> _What is needed_:
Scan the listing below and copy each line holding the word "Reconnects".

━━ Provided material

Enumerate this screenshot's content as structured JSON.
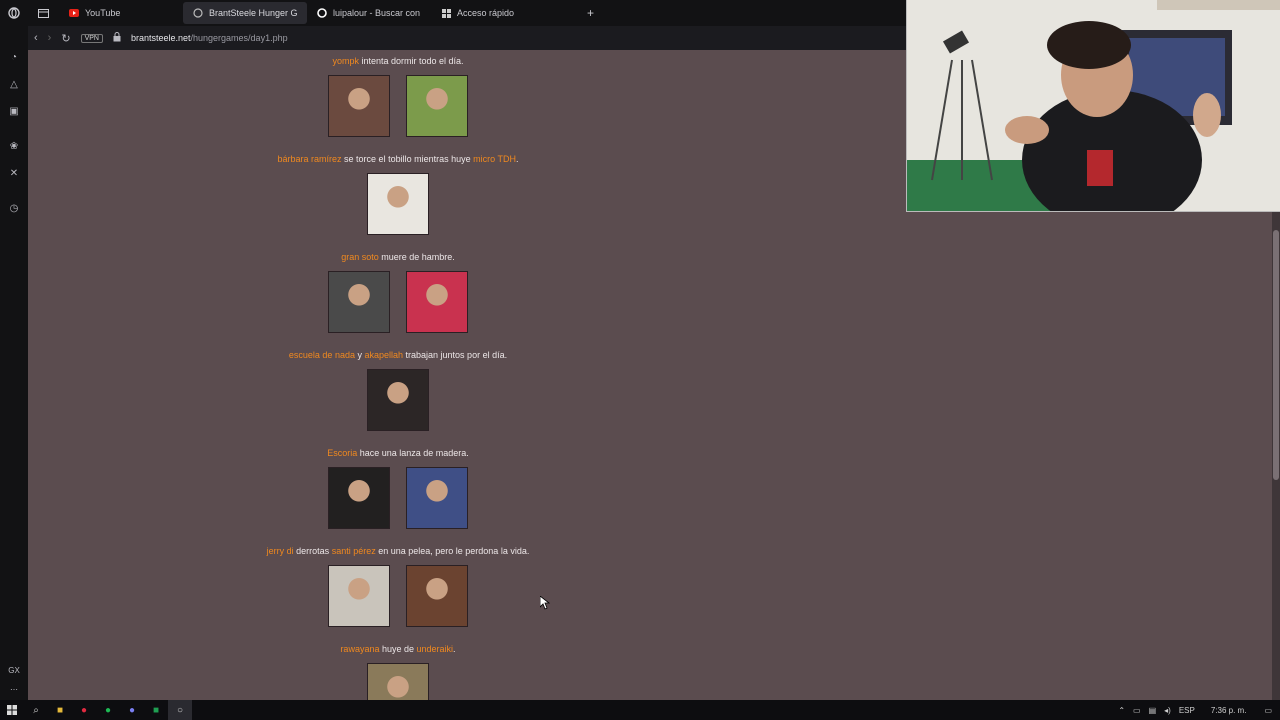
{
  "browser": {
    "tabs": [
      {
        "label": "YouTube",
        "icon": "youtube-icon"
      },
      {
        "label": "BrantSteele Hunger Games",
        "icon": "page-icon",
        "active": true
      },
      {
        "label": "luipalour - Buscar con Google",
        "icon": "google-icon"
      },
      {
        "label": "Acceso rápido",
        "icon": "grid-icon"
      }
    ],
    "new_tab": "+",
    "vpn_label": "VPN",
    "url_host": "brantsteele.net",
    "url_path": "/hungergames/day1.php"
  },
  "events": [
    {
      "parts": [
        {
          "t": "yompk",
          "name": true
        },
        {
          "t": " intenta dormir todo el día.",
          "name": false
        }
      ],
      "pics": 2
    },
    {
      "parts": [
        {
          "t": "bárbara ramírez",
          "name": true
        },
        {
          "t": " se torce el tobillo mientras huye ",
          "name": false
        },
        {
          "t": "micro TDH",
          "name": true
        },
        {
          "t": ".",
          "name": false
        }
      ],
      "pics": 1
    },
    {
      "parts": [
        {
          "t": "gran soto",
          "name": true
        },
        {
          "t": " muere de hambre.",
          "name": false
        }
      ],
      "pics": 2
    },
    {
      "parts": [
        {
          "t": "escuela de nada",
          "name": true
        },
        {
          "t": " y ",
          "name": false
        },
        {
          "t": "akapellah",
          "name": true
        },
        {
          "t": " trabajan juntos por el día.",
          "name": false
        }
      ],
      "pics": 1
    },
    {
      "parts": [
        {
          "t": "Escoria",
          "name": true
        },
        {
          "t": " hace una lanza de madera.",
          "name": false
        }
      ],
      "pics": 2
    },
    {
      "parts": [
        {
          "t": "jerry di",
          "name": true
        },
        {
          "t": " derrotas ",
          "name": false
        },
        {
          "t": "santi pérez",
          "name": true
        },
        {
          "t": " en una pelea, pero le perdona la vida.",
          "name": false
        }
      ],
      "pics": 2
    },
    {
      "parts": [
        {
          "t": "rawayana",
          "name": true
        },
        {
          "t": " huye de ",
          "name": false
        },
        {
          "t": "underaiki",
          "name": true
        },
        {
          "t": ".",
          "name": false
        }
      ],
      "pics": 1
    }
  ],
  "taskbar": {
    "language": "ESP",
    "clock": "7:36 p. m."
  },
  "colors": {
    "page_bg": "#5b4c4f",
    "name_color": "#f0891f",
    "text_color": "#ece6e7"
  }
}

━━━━
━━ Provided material

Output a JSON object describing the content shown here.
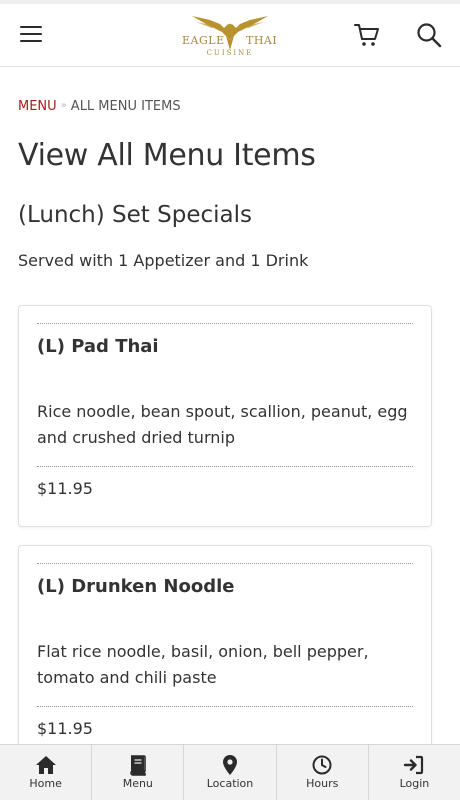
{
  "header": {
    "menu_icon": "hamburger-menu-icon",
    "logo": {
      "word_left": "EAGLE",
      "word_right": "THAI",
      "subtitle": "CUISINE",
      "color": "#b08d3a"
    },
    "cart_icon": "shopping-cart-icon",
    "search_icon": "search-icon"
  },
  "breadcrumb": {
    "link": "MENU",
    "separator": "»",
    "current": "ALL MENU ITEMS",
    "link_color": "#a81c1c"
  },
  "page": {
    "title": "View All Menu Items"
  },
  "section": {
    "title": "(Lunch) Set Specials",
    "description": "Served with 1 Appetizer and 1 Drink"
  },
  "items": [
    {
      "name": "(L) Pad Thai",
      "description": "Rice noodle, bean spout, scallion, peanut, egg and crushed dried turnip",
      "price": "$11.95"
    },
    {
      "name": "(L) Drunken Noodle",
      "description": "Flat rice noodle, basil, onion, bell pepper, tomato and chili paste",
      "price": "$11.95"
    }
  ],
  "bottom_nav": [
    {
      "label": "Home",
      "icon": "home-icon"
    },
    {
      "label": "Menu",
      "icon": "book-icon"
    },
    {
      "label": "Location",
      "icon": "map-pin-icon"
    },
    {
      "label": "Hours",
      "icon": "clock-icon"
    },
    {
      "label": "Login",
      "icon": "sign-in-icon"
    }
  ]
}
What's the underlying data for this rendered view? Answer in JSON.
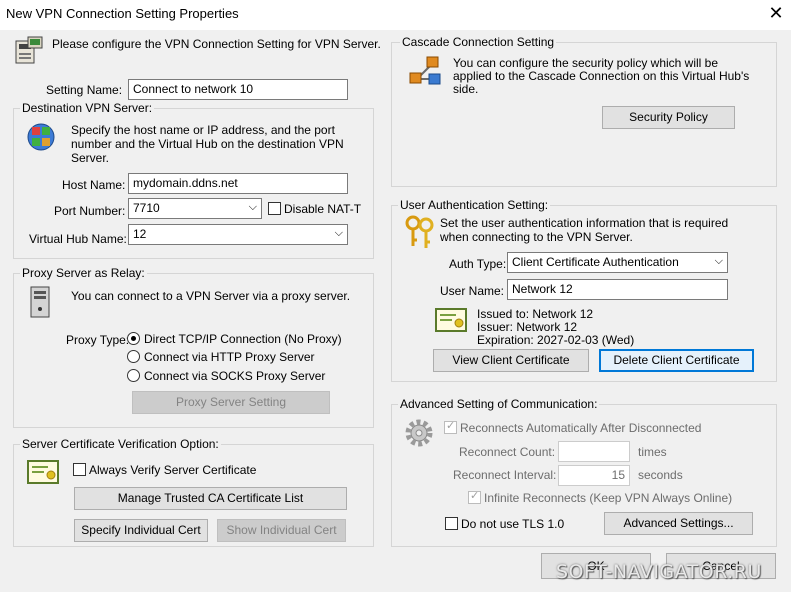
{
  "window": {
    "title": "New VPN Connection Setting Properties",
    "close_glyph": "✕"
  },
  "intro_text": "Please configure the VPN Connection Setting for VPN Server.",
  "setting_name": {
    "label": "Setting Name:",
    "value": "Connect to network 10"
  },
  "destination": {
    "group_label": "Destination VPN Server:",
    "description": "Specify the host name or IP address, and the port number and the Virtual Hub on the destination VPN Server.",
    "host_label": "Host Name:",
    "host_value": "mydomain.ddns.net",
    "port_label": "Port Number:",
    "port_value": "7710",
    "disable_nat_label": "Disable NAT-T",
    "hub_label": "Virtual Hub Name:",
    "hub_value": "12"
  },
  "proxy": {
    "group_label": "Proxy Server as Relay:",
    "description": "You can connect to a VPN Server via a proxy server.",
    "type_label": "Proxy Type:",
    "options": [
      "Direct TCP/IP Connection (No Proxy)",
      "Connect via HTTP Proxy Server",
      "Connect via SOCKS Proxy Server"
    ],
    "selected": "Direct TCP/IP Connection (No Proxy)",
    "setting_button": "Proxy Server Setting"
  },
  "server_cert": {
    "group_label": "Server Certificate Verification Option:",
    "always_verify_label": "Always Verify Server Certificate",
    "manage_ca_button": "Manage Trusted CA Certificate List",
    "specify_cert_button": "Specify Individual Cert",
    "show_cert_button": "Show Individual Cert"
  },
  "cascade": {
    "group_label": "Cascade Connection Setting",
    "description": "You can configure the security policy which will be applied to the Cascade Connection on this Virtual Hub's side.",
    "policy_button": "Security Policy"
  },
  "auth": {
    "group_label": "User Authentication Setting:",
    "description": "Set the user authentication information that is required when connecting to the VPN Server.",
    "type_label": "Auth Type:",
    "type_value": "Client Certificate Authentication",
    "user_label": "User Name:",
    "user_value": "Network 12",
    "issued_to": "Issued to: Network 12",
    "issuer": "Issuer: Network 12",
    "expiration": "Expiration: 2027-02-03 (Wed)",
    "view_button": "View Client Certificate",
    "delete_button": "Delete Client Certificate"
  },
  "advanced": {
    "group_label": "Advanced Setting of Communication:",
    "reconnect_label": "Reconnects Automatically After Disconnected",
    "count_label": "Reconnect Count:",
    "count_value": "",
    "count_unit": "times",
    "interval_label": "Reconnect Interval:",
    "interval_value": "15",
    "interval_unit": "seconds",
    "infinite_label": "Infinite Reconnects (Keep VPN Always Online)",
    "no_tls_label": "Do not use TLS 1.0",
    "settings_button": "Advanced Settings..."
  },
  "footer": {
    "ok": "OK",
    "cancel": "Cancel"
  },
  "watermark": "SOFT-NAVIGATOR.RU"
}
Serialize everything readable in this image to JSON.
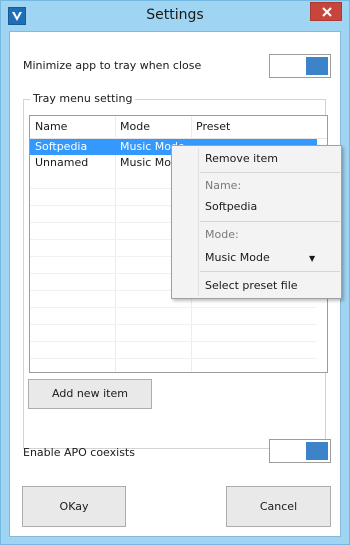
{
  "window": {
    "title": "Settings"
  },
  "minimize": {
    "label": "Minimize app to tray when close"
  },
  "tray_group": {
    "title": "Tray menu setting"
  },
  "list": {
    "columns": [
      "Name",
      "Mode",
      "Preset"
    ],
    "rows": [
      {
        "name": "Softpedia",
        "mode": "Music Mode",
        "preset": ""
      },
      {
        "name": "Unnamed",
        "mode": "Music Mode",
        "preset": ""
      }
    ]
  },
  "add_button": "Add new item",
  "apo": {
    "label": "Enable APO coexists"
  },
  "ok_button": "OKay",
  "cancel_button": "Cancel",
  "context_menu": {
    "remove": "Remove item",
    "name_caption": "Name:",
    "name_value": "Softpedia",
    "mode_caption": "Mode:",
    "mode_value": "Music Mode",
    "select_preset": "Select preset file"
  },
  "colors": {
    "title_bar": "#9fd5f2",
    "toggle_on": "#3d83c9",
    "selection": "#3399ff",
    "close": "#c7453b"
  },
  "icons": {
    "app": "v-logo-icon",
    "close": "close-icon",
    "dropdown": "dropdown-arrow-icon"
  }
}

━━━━
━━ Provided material

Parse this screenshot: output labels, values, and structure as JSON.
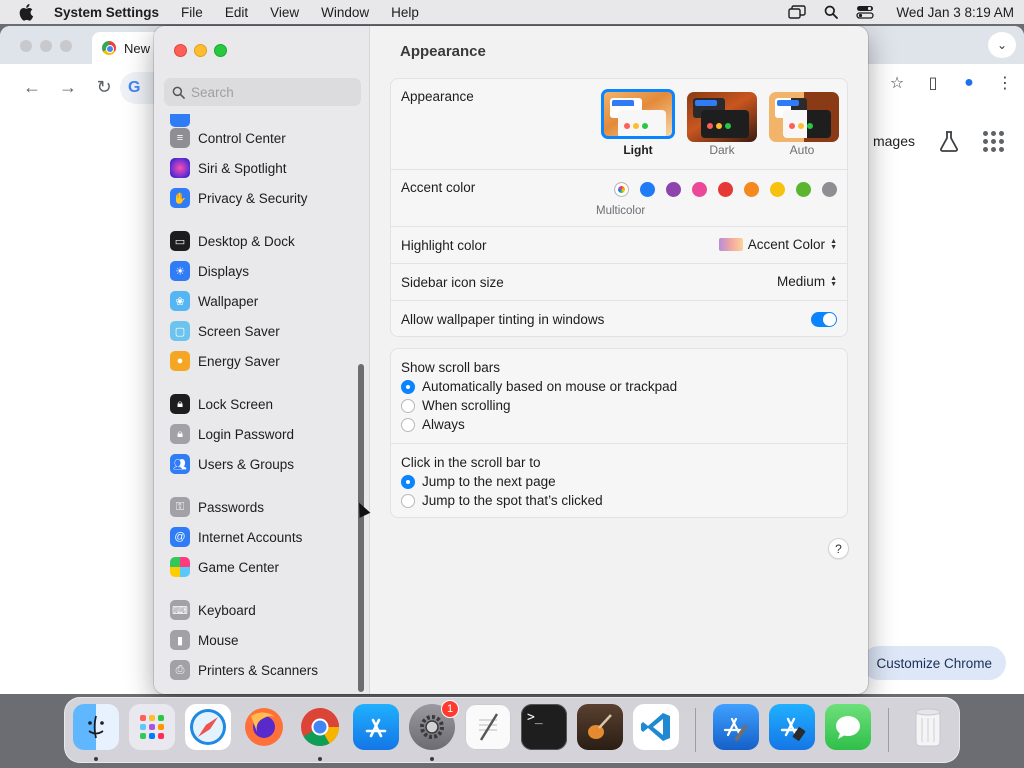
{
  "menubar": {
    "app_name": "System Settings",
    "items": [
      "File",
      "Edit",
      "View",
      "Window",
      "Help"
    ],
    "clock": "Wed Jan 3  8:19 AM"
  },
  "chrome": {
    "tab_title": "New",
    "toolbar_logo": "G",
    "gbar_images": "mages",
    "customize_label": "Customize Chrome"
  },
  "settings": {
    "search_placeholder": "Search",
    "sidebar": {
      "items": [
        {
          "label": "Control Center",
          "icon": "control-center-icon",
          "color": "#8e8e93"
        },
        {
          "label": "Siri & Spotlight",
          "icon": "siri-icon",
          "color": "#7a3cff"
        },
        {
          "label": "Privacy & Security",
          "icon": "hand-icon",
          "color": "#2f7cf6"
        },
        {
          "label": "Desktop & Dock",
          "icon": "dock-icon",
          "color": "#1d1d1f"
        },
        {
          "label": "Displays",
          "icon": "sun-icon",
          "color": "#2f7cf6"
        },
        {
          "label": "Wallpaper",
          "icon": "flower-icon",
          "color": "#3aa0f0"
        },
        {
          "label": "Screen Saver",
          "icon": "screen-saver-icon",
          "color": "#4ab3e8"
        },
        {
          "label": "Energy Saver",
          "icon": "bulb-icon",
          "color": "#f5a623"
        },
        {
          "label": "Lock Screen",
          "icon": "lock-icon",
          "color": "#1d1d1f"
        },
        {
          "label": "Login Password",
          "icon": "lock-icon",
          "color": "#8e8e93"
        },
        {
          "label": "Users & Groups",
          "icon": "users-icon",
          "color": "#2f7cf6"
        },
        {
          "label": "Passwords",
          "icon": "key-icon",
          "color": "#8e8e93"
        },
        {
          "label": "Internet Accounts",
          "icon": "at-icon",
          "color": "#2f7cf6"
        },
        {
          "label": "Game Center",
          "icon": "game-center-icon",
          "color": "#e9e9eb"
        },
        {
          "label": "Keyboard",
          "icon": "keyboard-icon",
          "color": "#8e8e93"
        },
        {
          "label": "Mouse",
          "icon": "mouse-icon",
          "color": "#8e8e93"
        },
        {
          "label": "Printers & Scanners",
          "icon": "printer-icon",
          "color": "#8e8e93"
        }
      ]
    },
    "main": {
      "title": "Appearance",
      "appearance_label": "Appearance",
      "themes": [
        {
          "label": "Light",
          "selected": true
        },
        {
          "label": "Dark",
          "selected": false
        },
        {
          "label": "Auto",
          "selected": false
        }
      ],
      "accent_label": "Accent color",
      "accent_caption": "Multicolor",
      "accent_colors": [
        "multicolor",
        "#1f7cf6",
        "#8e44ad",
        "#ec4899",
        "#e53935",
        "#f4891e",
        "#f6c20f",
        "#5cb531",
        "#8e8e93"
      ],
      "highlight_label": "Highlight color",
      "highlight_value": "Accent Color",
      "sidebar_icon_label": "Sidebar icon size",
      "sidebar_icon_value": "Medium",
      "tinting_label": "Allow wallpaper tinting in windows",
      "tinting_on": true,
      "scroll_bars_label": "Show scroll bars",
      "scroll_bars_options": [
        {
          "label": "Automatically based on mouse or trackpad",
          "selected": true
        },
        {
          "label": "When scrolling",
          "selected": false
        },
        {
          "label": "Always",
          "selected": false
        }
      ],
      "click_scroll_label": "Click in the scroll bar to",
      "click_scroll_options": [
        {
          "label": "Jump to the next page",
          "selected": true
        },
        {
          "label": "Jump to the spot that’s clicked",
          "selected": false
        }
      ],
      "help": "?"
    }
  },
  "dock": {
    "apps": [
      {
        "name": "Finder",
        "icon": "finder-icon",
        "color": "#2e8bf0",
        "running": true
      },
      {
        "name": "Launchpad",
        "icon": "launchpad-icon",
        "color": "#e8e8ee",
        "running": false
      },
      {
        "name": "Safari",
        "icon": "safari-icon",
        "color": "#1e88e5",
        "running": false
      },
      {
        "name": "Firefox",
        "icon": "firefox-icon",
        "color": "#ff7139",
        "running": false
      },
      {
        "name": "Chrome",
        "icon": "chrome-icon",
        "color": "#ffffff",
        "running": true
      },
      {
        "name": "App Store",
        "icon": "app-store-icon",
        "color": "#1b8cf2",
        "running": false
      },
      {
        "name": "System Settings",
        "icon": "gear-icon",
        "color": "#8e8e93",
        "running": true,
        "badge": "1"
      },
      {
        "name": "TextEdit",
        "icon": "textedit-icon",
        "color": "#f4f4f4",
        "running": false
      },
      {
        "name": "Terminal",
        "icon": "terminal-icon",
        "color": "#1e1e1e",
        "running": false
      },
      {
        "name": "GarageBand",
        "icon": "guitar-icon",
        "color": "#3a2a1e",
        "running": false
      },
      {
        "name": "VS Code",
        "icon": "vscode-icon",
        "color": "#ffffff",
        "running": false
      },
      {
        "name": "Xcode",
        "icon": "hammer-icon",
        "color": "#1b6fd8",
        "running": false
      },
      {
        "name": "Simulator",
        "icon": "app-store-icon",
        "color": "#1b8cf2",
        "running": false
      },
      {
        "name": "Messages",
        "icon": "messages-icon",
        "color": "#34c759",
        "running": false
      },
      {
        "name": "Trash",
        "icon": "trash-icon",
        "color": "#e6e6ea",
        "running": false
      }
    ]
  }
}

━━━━

> _Output_:
    "reconnect_label": "Reconnects Automatically After Disconnected",
    "infinite_label": "Infinite Reconnects (Keep VPN Always Online)",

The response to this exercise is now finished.